### Problem to work on
Repeat each line of the data below exactly, but skip the pictures.

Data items
=======

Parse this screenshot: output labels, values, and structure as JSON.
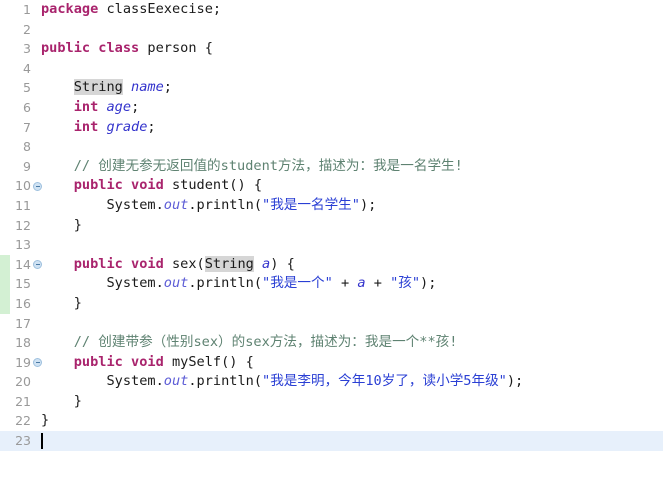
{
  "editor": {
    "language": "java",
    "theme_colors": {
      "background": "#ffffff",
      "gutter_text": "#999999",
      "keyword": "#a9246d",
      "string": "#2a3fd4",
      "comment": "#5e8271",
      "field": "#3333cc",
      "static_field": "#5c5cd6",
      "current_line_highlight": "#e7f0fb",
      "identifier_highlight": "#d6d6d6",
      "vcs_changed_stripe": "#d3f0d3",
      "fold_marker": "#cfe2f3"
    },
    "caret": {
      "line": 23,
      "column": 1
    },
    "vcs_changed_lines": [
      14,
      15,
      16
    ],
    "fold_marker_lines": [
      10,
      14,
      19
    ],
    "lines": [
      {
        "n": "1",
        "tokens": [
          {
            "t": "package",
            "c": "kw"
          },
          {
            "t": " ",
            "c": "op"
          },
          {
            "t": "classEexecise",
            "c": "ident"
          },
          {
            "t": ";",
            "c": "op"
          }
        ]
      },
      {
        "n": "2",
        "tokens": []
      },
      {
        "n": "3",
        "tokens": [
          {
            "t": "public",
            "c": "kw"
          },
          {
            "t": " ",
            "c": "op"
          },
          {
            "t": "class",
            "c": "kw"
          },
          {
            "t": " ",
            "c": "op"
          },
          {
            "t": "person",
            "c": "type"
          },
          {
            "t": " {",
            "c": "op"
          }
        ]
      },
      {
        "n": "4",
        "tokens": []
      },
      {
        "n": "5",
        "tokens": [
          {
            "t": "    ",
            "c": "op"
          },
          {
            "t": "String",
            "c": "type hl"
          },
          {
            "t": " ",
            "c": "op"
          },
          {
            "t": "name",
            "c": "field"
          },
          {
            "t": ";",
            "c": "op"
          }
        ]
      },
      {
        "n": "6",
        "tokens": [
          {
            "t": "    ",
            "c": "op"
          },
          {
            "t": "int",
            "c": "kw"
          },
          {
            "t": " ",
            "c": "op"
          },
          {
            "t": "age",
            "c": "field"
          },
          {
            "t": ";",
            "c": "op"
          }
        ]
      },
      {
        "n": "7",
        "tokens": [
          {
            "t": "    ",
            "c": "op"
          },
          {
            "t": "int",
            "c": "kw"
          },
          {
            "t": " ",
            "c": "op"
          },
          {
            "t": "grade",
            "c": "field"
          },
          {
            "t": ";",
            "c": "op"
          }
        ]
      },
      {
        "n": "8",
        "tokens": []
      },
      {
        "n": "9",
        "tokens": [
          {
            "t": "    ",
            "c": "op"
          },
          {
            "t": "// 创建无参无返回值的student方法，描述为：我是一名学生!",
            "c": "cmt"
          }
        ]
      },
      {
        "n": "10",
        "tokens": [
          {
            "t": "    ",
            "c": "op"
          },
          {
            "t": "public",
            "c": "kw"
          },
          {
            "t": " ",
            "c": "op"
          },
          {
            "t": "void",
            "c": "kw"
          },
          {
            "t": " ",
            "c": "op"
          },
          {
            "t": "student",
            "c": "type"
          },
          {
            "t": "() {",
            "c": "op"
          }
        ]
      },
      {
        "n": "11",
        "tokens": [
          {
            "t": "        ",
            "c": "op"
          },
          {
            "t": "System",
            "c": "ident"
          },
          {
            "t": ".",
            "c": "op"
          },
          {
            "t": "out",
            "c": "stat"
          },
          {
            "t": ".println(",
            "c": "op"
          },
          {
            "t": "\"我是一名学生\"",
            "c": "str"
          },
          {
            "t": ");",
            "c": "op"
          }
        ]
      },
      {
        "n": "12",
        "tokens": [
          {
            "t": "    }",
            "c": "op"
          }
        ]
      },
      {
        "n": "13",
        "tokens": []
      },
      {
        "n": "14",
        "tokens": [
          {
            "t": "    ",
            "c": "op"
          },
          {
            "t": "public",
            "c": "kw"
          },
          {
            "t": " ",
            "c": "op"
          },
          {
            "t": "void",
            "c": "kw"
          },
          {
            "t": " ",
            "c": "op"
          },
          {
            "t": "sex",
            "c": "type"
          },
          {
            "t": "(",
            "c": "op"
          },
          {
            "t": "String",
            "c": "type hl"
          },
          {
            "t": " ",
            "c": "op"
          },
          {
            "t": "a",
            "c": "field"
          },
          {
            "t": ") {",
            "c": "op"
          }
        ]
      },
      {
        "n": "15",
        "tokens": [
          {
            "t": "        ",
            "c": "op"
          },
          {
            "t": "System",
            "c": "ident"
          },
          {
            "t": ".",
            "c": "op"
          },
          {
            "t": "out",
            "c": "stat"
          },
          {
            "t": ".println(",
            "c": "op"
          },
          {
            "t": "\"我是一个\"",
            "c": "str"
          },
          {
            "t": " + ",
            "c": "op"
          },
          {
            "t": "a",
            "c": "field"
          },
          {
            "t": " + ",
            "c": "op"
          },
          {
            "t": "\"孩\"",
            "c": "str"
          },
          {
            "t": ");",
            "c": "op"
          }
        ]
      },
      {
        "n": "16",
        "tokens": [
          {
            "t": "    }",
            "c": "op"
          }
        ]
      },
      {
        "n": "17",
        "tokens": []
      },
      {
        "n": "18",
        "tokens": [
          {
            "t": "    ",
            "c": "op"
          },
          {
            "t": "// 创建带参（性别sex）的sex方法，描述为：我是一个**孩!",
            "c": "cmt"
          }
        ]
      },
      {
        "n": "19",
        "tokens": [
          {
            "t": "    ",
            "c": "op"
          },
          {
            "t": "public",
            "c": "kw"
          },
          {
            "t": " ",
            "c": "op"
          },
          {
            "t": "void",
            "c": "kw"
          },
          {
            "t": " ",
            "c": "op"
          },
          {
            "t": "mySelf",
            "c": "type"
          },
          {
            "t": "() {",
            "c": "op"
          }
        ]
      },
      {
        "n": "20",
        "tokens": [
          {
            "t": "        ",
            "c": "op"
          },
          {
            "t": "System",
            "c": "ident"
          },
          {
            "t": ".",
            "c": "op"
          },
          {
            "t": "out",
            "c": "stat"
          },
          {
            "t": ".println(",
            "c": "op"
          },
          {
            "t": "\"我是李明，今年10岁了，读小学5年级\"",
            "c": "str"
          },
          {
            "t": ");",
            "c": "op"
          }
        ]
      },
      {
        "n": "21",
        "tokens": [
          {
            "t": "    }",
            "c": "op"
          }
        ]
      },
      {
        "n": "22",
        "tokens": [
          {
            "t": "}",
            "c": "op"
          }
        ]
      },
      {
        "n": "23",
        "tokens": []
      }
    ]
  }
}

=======

### Response area
Parse this screenshot: output labels, values, and structure as JSON.
{
  "editor": {
    "language": "java",
    "theme_colors": {
      "background": "#ffffff",
      "gutter_text": "#999999",
      "keyword": "#a9246d",
      "string": "#2a3fd4",
      "comment": "#5e8271",
      "field": "#3333cc",
      "static_field": "#5c5cd6",
      "current_line_highlight": "#e7f0fb",
      "identifier_highlight": "#d6d6d6",
      "vcs_changed_stripe": "#d3f0d3",
      "fold_marker": "#cfe2f3"
    },
    "caret": {
      "line": 23,
      "column": 1
    },
    "vcs_changed_lines": [
      14,
      15,
      16
    ],
    "fold_marker_lines": [
      10,
      14,
      19
    ],
    "lines": [
      {
        "n": "1",
        "tokens": [
          {
            "t": "package",
            "c": "kw"
          },
          {
            "t": " ",
            "c": "op"
          },
          {
            "t": "classEexecise",
            "c": "ident"
          },
          {
            "t": ";",
            "c": "op"
          }
        ]
      },
      {
        "n": "2",
        "tokens": []
      },
      {
        "n": "3",
        "tokens": [
          {
            "t": "public",
            "c": "kw"
          },
          {
            "t": " ",
            "c": "op"
          },
          {
            "t": "class",
            "c": "kw"
          },
          {
            "t": " ",
            "c": "op"
          },
          {
            "t": "person",
            "c": "type"
          },
          {
            "t": " {",
            "c": "op"
          }
        ]
      },
      {
        "n": "4",
        "tokens": []
      },
      {
        "n": "5",
        "tokens": [
          {
            "t": "    ",
            "c": "op"
          },
          {
            "t": "String",
            "c": "type hl"
          },
          {
            "t": " ",
            "c": "op"
          },
          {
            "t": "name",
            "c": "field"
          },
          {
            "t": ";",
            "c": "op"
          }
        ]
      },
      {
        "n": "6",
        "tokens": [
          {
            "t": "    ",
            "c": "op"
          },
          {
            "t": "int",
            "c": "kw"
          },
          {
            "t": " ",
            "c": "op"
          },
          {
            "t": "age",
            "c": "field"
          },
          {
            "t": ";",
            "c": "op"
          }
        ]
      },
      {
        "n": "7",
        "tokens": [
          {
            "t": "    ",
            "c": "op"
          },
          {
            "t": "int",
            "c": "kw"
          },
          {
            "t": " ",
            "c": "op"
          },
          {
            "t": "grade",
            "c": "field"
          },
          {
            "t": ";",
            "c": "op"
          }
        ]
      },
      {
        "n": "8",
        "tokens": []
      },
      {
        "n": "9",
        "tokens": [
          {
            "t": "    ",
            "c": "op"
          },
          {
            "t": "// 创建无参无返回值的student方法，描述为：我是一名学生!",
            "c": "cmt"
          }
        ]
      },
      {
        "n": "10",
        "tokens": [
          {
            "t": "    ",
            "c": "op"
          },
          {
            "t": "public",
            "c": "kw"
          },
          {
            "t": " ",
            "c": "op"
          },
          {
            "t": "void",
            "c": "kw"
          },
          {
            "t": " ",
            "c": "op"
          },
          {
            "t": "student",
            "c": "type"
          },
          {
            "t": "() {",
            "c": "op"
          }
        ]
      },
      {
        "n": "11",
        "tokens": [
          {
            "t": "        ",
            "c": "op"
          },
          {
            "t": "System",
            "c": "ident"
          },
          {
            "t": ".",
            "c": "op"
          },
          {
            "t": "out",
            "c": "stat"
          },
          {
            "t": ".println(",
            "c": "op"
          },
          {
            "t": "\"我是一名学生\"",
            "c": "str"
          },
          {
            "t": ");",
            "c": "op"
          }
        ]
      },
      {
        "n": "12",
        "tokens": [
          {
            "t": "    }",
            "c": "op"
          }
        ]
      },
      {
        "n": "13",
        "tokens": []
      },
      {
        "n": "14",
        "tokens": [
          {
            "t": "    ",
            "c": "op"
          },
          {
            "t": "public",
            "c": "kw"
          },
          {
            "t": " ",
            "c": "op"
          },
          {
            "t": "void",
            "c": "kw"
          },
          {
            "t": " ",
            "c": "op"
          },
          {
            "t": "sex",
            "c": "type"
          },
          {
            "t": "(",
            "c": "op"
          },
          {
            "t": "String",
            "c": "type hl"
          },
          {
            "t": " ",
            "c": "op"
          },
          {
            "t": "a",
            "c": "field"
          },
          {
            "t": ") {",
            "c": "op"
          }
        ]
      },
      {
        "n": "15",
        "tokens": [
          {
            "t": "        ",
            "c": "op"
          },
          {
            "t": "System",
            "c": "ident"
          },
          {
            "t": ".",
            "c": "op"
          },
          {
            "t": "out",
            "c": "stat"
          },
          {
            "t": ".println(",
            "c": "op"
          },
          {
            "t": "\"我是一个\"",
            "c": "str"
          },
          {
            "t": " + ",
            "c": "op"
          },
          {
            "t": "a",
            "c": "field"
          },
          {
            "t": " + ",
            "c": "op"
          },
          {
            "t": "\"孩\"",
            "c": "str"
          },
          {
            "t": ");",
            "c": "op"
          }
        ]
      },
      {
        "n": "16",
        "tokens": [
          {
            "t": "    }",
            "c": "op"
          }
        ]
      },
      {
        "n": "17",
        "tokens": []
      },
      {
        "n": "18",
        "tokens": [
          {
            "t": "    ",
            "c": "op"
          },
          {
            "t": "// 创建带参（性别sex）的sex方法，描述为：我是一个**孩!",
            "c": "cmt"
          }
        ]
      },
      {
        "n": "19",
        "tokens": [
          {
            "t": "    ",
            "c": "op"
          },
          {
            "t": "public",
            "c": "kw"
          },
          {
            "t": " ",
            "c": "op"
          },
          {
            "t": "void",
            "c": "kw"
          },
          {
            "t": " ",
            "c": "op"
          },
          {
            "t": "mySelf",
            "c": "type"
          },
          {
            "t": "() {",
            "c": "op"
          }
        ]
      },
      {
        "n": "20",
        "tokens": [
          {
            "t": "        ",
            "c": "op"
          },
          {
            "t": "System",
            "c": "ident"
          },
          {
            "t": ".",
            "c": "op"
          },
          {
            "t": "out",
            "c": "stat"
          },
          {
            "t": ".println(",
            "c": "op"
          },
          {
            "t": "\"我是李明，今年10岁了，读小学5年级\"",
            "c": "str"
          },
          {
            "t": ");",
            "c": "op"
          }
        ]
      },
      {
        "n": "21",
        "tokens": [
          {
            "t": "    }",
            "c": "op"
          }
        ]
      },
      {
        "n": "22",
        "tokens": [
          {
            "t": "}",
            "c": "op"
          }
        ]
      },
      {
        "n": "23",
        "tokens": []
      }
    ]
  }
}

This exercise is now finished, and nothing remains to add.